The model for a gadget launch

Cultivate an atmosphere of mystery and excitement to sell stuff people didn't realise they needed
Alice Roberts: She's done pretty well, for a boffin without a beard

She's done pretty well, for a boffin without a beard

Alice Roberts talks about her new book on evolution - and why her early TV work drew flak from (mostly male) colleagues
Get well soon, Joan Rivers - an inspiration, whether she likes it or not

Get well soon, Joan Rivers

She is awful. But she's also wonderful, not in spite of but because of the fact she's forever saying appalling things, argues Ellen E Jones
Doctor Who Into the Dalek review: A classic sci-fi adventure with all the spectacle of a blockbuster

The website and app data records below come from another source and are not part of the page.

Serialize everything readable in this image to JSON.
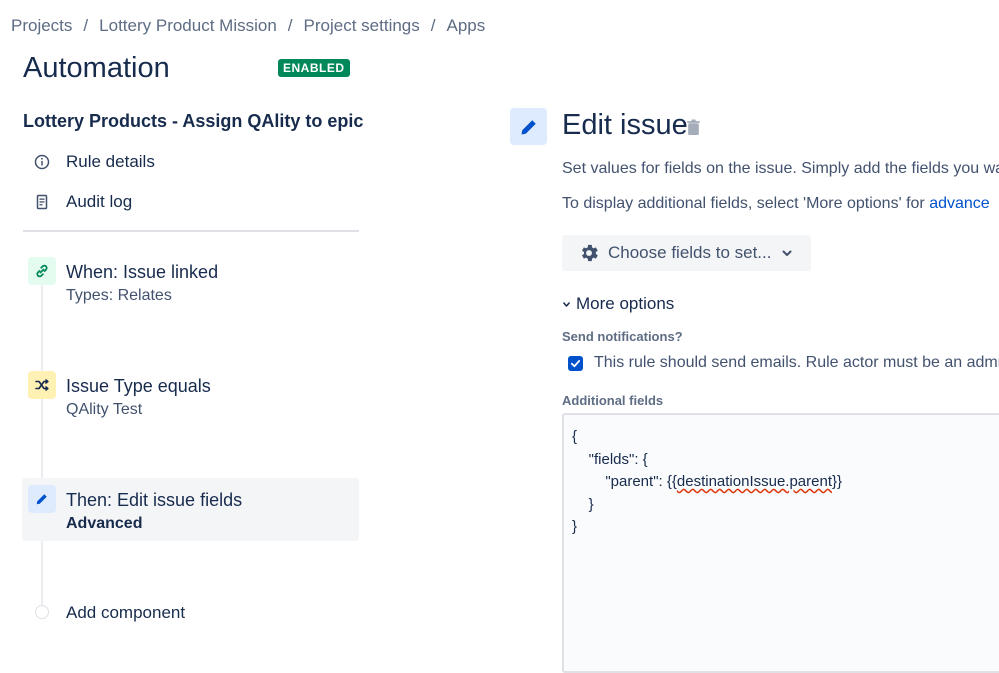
{
  "breadcrumb": [
    "Projects",
    "Lottery Product Mission",
    "Project settings",
    "Apps"
  ],
  "breadcrumb_separator": "/",
  "page": {
    "title": "Automation",
    "status_badge": "ENABLED"
  },
  "rule": {
    "name": "Lottery Products - Assign QAlity to epic"
  },
  "sidebar_links": [
    {
      "label": "Rule details",
      "icon": "info-icon"
    },
    {
      "label": "Audit log",
      "icon": "document-icon"
    }
  ],
  "steps": [
    {
      "title": "When: Issue linked",
      "subtitle": "Types: Relates",
      "icon": "link-icon",
      "color": "#e3fcef",
      "icon_color": "#00875a"
    },
    {
      "title": "Issue Type equals",
      "subtitle": "QAlity Test",
      "icon": "shuffle-icon",
      "color": "#fff0b3",
      "icon_color": "#172b4d"
    },
    {
      "title": "Then: Edit issue fields",
      "subtitle": "Advanced",
      "icon": "pencil-icon",
      "color": "#deebff",
      "icon_color": "#0052cc",
      "selected": true
    }
  ],
  "add_component": "Add component",
  "editor": {
    "title": "Edit issue",
    "description_1": "Set values for fields on the issue. Simply add the fields you wa",
    "description_2_prefix": "To display additional fields, select 'More options' for ",
    "description_2_link": "advance",
    "choose_fields_button": "Choose fields to set...",
    "more_options": "More options",
    "send_notifications_label": "Send notifications?",
    "send_notifications_text": "This rule should send emails. Rule actor must be an admi",
    "send_notifications_checked": true,
    "additional_fields_label": "Additional fields",
    "code_lines": [
      "{",
      "    \"fields\": {",
      "        \"parent\": {{destinationIssue.parent}}",
      "    }",
      "}"
    ]
  }
}
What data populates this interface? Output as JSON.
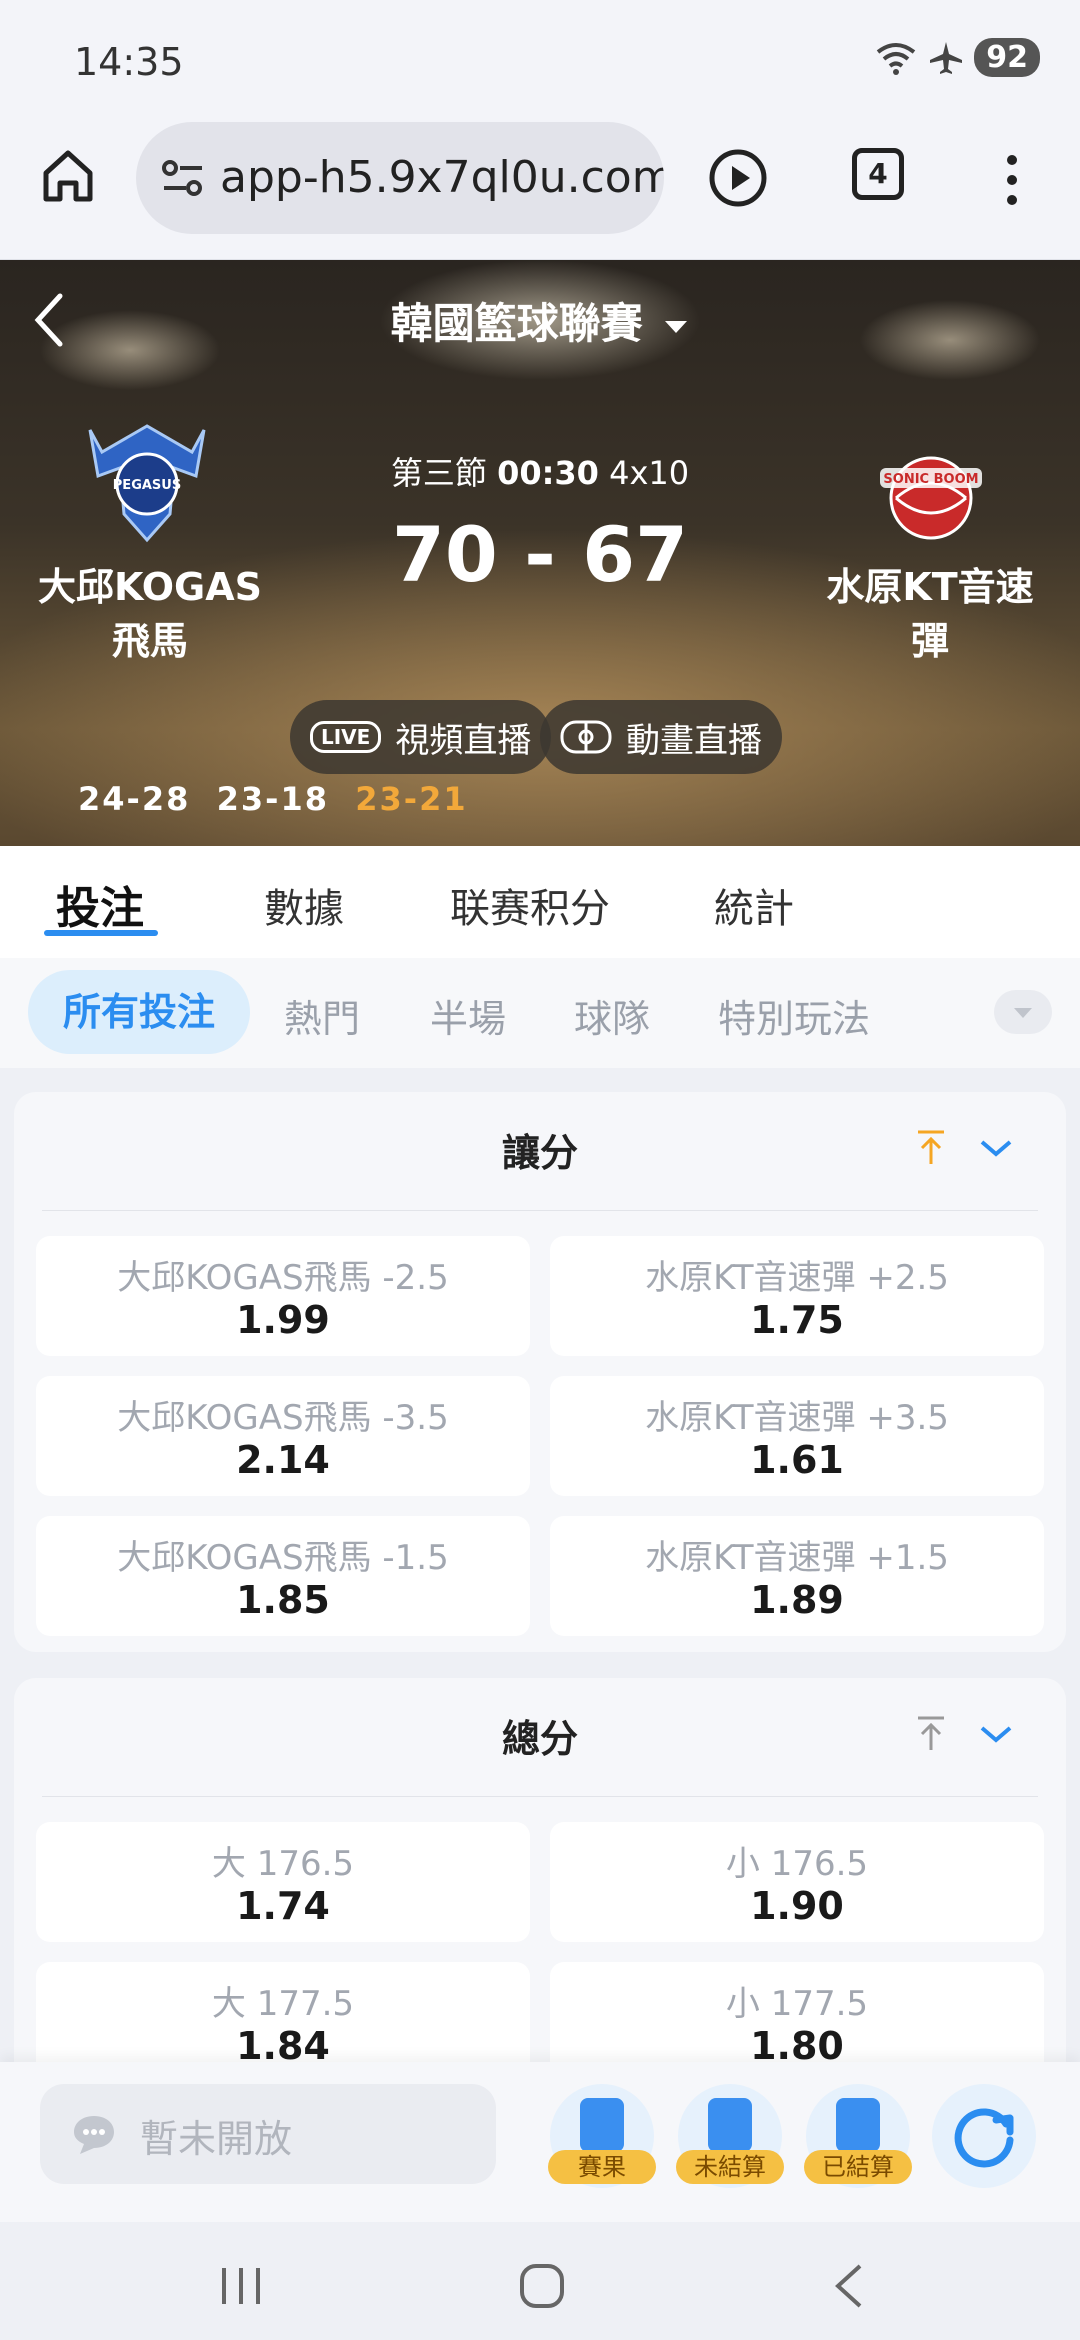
{
  "status_bar": {
    "time": "14:35",
    "battery": "92"
  },
  "browser": {
    "url": "app-h5.9x7ql0u.com",
    "tab_count": "4"
  },
  "match": {
    "league": "韓國籃球聯賽",
    "home": {
      "name_line1": "大邱KOGAS",
      "name_line2": "飛馬",
      "logo_text": "PEGASUS"
    },
    "away": {
      "name_line1": "水原KT音速",
      "name_line2": "彈",
      "logo_text": "SONIC BOOM"
    },
    "period": "第三節",
    "clock": "00:30",
    "format": "4x10",
    "score": "70 - 67",
    "live_video": "視頻直播",
    "live_badge": "LIVE",
    "animation": "動畫直播",
    "quarters": [
      "24-28",
      "23-18",
      "23-21"
    ]
  },
  "tabs": [
    "投注",
    "數據",
    "联赛积分",
    "統計"
  ],
  "filters": [
    "所有投注",
    "熱門",
    "半場",
    "球隊",
    "特別玩法"
  ],
  "markets": [
    {
      "title": "讓分",
      "rows": [
        [
          {
            "label": "大邱KOGAS飛馬 -2.5",
            "odds": "1.99"
          },
          {
            "label": "水原KT音速彈 +2.5",
            "odds": "1.75"
          }
        ],
        [
          {
            "label": "大邱KOGAS飛馬 -3.5",
            "odds": "2.14"
          },
          {
            "label": "水原KT音速彈 +3.5",
            "odds": "1.61"
          }
        ],
        [
          {
            "label": "大邱KOGAS飛馬 -1.5",
            "odds": "1.85"
          },
          {
            "label": "水原KT音速彈 +1.5",
            "odds": "1.89"
          }
        ]
      ]
    },
    {
      "title": "總分",
      "rows": [
        [
          {
            "label": "大 176.5",
            "odds": "1.74"
          },
          {
            "label": "小 176.5",
            "odds": "1.90"
          }
        ],
        [
          {
            "label": "大 177.5",
            "odds": "1.84"
          },
          {
            "label": "小 177.5",
            "odds": "1.80"
          }
        ]
      ]
    }
  ],
  "bottom": {
    "chat_placeholder": "暫未開放",
    "buttons": [
      "賽果",
      "未結算",
      "已結算"
    ]
  },
  "colors": {
    "accent": "#2b8df0",
    "highlight": "#f2a83a",
    "pin_active": "#f5a623"
  }
}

A fresh take on an old foe

Doctor Who Into the Dalek more than compensated for last week's nonsensical offering
Fashion walks away from the celebrity runway show

Fashion walks away from the celebrity runway show

As the collections start, fashion editor Alexander Fury finds video and the internet are proving more attractive
Meet the stars of TV's Wolf Hall... and it's not the cast of the Tudor trilogy

Meet the stars of TV's Wolf Hall...

... and it's not the cast of the Tudor trilogy
Weekend at the Asylum: Europe's biggest steampunk convention heads to Lincoln

Europe's biggest steampunk convention

Jake Wallis Simons discovers how Victorian ray guns and the martial art of biscuit dunking are precisely what the 21st century needs
Don't swallow the tripe – a user's guide to weasel words

Don't swallow the tripe – a user's guide to weasel words

Lying is dangerous and unnecessary. A new book explains the strategies needed to avoid it. John Rentoul on the art of 'uncommunication'
Daddy, who was Richard Attenborough? Was the beloved thespian the last of the cross-generation stars?

Daddy, who was Richard Attenborough?

The atomisation of culture means that few of those we regard as stars are universally loved any more, says DJ Taylor